Nox (SJ41081038)

Site of searchlight manned by men from 350 Battery.

 

Overton (SO51457265)

Site of a searchlight manned by 532 Searchlight Battery RAF. It was part of the defences for the adjacent RAF Training Depot at Ludford Park Camp.

 

Standford (SJ34151286)

Site of searchlight near Hole Farm manned by men from 350 Battery.

 

Stockton (SO715995)

Site of searchlight 350 BG10 8 manned by men from 350 Battery.

 

How a Searchlight Worked

 

 

 

 

Guns

 

 

At the beginning of the war, arrangements were made to protect major cities and military installations with anti-aircraft guns. The RAF were responsible for those defending airfields but the Royal Artillery manned the rest. Most of these were in fixed locations in the expected flight paths of German bombers. Some anti-aircraft guns like the Oerlikon were only used by the Navy.

 

Vickers .303 Machine Gun

 

This was the smallest calibre weapon used in an anti-aircraft role. It was water-cooled and required a 6-8 man team to operate it, one to fire, one to feed the ammunition and the rest to help carry the weapon, ammunition and spare parts. It could fire 500 rounds per minute with a range of 6,000ft. The small calibre and range meant that it only had a role against low flying aircraft and, even then, it needed a lucky strike to bring anything down.

 

Polsten 20mm

 

This gun was Polish and its design team escaped to England in 1939, where they resumed work together with Czech and British designers. It went into service in March 1944. It was a lot cheaper than the similar Oerlikon, costing only £70 to produce compared to £350. It could fire 450 rounds per minute with a range of 6,500ft.

 

Bofors 40mm
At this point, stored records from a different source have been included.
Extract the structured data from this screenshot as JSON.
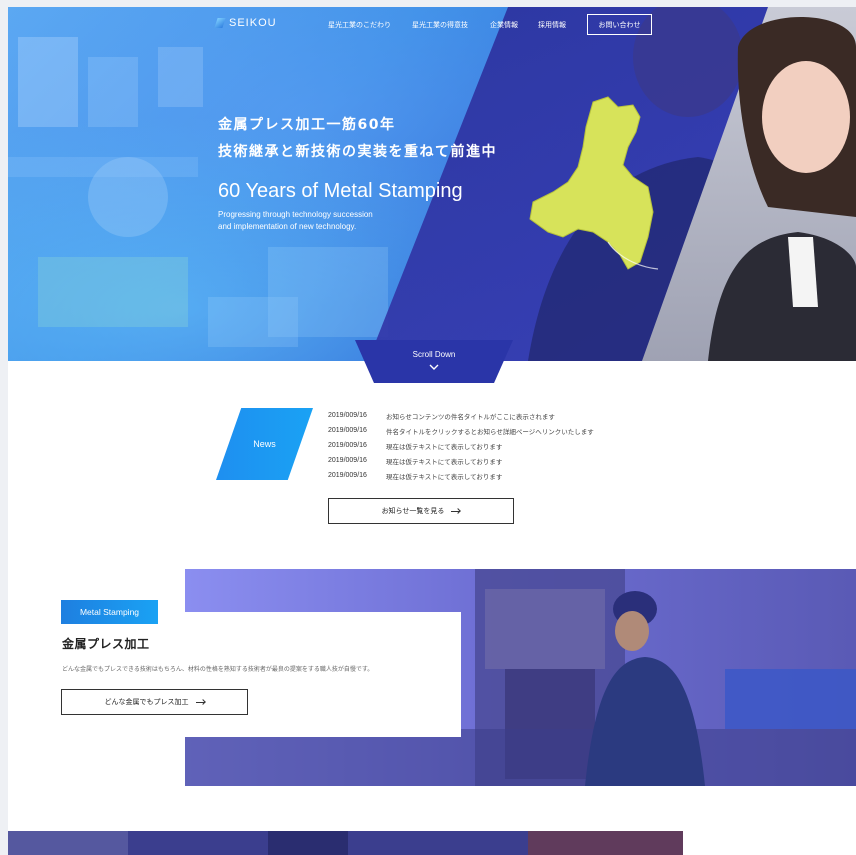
{
  "header": {
    "logo_text": "SEIKOU",
    "nav": [
      {
        "label": "星光工業のこだわり"
      },
      {
        "label": "星光工業の得意技"
      },
      {
        "label": "企業情報"
      },
      {
        "label": "採用情報"
      }
    ],
    "contact_label": "お問い合わせ"
  },
  "hero": {
    "jp_line1": "金属プレス加工一筋60年",
    "jp_line2": "技術継承と新技術の実装を重ねて前進中",
    "en_title": "60 Years of Metal Stamping",
    "en_sub1": "Progressing through technology succession",
    "en_sub2": "and implementation of new technology.",
    "scroll_label": "Scroll Down"
  },
  "news": {
    "badge": "News",
    "items": [
      {
        "date": "2019/009/16",
        "title": "お知らせコンテンツの件名タイトルがここに表示されます"
      },
      {
        "date": "2019/009/16",
        "title": "件名タイトルをクリックするとお知らせ詳細ページへリンクいたします"
      },
      {
        "date": "2019/009/16",
        "title": "現在は仮テキストにて表示しております"
      },
      {
        "date": "2019/009/16",
        "title": "現在は仮テキストにて表示しております"
      },
      {
        "date": "2019/009/16",
        "title": "現在は仮テキストにて表示しております"
      }
    ],
    "more_label": "お知らせ一覧を見る"
  },
  "metal_stamping": {
    "tag": "Metal Stamping",
    "title": "金属プレス加工",
    "description": "どんな金属でもプレスできる技術はもちろん、材料の性格を熟知する技術者が最良の提案をする職人技が自慢です。",
    "button_label": "どんな金属でもプレス加工"
  },
  "colors": {
    "accent_blue": "#1aa2f4",
    "navy": "#2a35a8",
    "map_yellow": "#d7e35a"
  }
}
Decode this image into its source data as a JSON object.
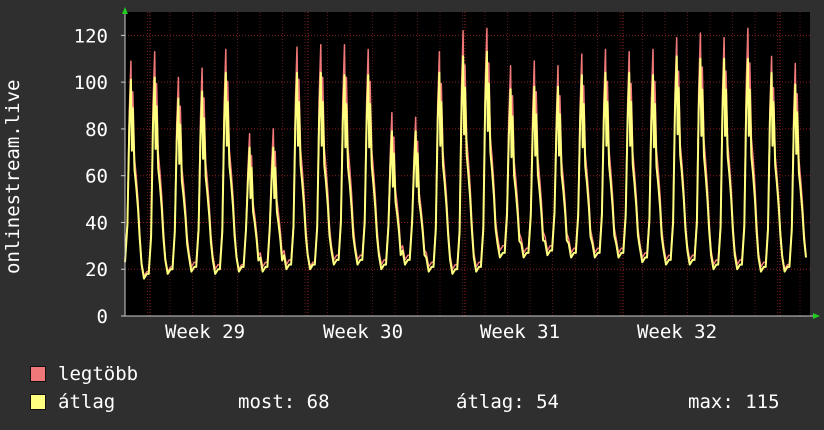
{
  "chart_data": {
    "type": "line",
    "ylabel": "onlinestream.live",
    "ylim": [
      0,
      130
    ],
    "yticks": [
      0,
      20,
      40,
      60,
      80,
      100,
      120
    ],
    "xticks": [
      "Week 29",
      "Week 30",
      "Week 31",
      "Week 32"
    ],
    "grid": true,
    "series": [
      {
        "name": "legtöbb",
        "color": "#f07878",
        "peaks": [
          109,
          113,
          102,
          106,
          114,
          78,
          80,
          115,
          116,
          116,
          114,
          87,
          85,
          113,
          122,
          123,
          107,
          109,
          107,
          112,
          114,
          113,
          114,
          119,
          121,
          119,
          123,
          111,
          108
        ],
        "troughs": [
          17,
          19,
          21,
          20,
          20,
          21,
          22,
          21,
          24,
          24,
          22,
          24,
          21,
          20,
          21,
          28,
          27,
          28,
          27,
          27,
          27,
          25,
          24,
          24,
          22,
          22,
          21,
          20
        ]
      },
      {
        "name": "átlag",
        "color": "#ffff80",
        "peaks": [
          101,
          102,
          93,
          96,
          104,
          72,
          72,
          104,
          104,
          103,
          103,
          79,
          79,
          104,
          111,
          113,
          97,
          98,
          98,
          103,
          104,
          104,
          103,
          111,
          110,
          110,
          110,
          104,
          99
        ],
        "troughs": [
          16,
          18,
          19,
          18,
          19,
          19,
          20,
          20,
          22,
          22,
          20,
          22,
          19,
          18,
          19,
          25,
          25,
          26,
          25,
          25,
          25,
          23,
          22,
          22,
          20,
          20,
          19,
          19
        ]
      }
    ]
  },
  "legend": [
    {
      "label": "legtöbb",
      "color": "#f07878"
    },
    {
      "label": "átlag",
      "color": "#ffff80"
    }
  ],
  "stats": {
    "now": "most: 68",
    "avg": "átlag: 54",
    "max": "max: 115"
  }
}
This gun was used throughout the war and was the main medium anti-aircraft gun. It could fire at a rate of 330 rounds a minute with a range of 41,000ft.

 

Vickers 3.7 Inch

 

This was Britain's primary heavy anti-aircraft gun and was roughly the equivalent of the German 88 mm. It could fire up to 20 rounds per minute with a range of 61,000ft.

 

After the Dambusters raid in 1943, an entirely new system was developed that was required to knock down any low-flying aircraft with a single hit. The first attempt to produce such a system used a 50mm gun but this proved inaccurate so a new 55mm gun replaced it. The system used a centralised control system including both search and targeting radar. This calculated the aiming point, after considering windage and ballistics, then sent electrical commands to the guns which used hydraulics to point themselves at high speeds. Operators simply fed the guns with shells and selected the targets. This system, modern even by today's standards, was in late development when the war ended.

 

Ironbridge (SJ652043)

Site of a light anti-aircraft gun emplacement on the roof of the power station.

 

Sheriffhales (SJ750107)

Site of heavy anti-aircraft battery at Crackleybank. It was disused by 1942.